Flawed Dogs is a book by Berkeley Breathed, the Pulitzer-prize-winning creator of the comic strip Opus. I read it yesterday afternoon. (Yes, you can read it in an afternoon -- and it has some really quirky artwork.)
As with the Super Bowl ad I liked, I may get some flak for saying this, but I loved the book. It takes a decidedly twisted view on purebreds versus "flawed dogs," but it's one that equates well with how I feel about dogs.
I will admit that Mr. Breathed either doesn't know all that much about dog shows or doesn't feel a need to portray them accurately (Westminster figures large in the plot), but he gets some of the flavor right. And choosing a show-groomed Poodle as one of the villains of the piece allows him to focus on some of the more over-the-top aspects of dog shows. (Okay - may as well dive completely in. I mean, if dog shows are supposed to determine the best of the breeding stock, then what does how you trim the coat have to do with it? Or crop the ears?

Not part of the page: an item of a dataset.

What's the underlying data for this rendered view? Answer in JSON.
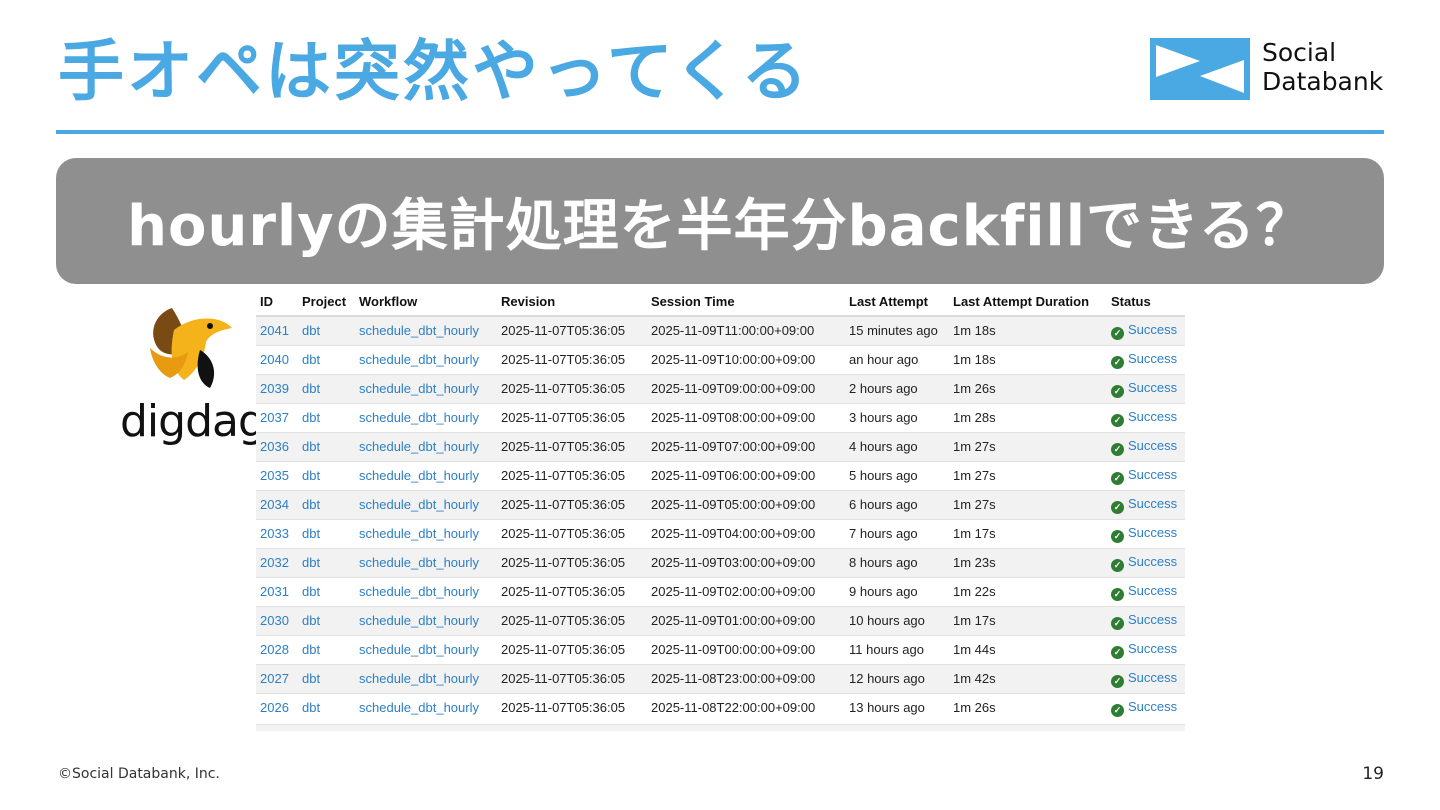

And that's not even getting into the hairspray and chalk!)
Anyway, a Dachshund with the Duuglitz tuft (a mythical sign of Dachshund perfection) is the protagonist, and because of the Poodle and other events, he becomes a "flawed dog." And he leads other flawed dogs in a scheme of revenge that, at the end, turns into an act of redemption.
Anyway, if you aren't too easily offended by some downgrading of the dog fancy, it's a quick and bright and entertaining little book.
Now it's back to Junk Science and my continued dismay at the state of affairs, particularly in the U.S., regarding scientific literacy.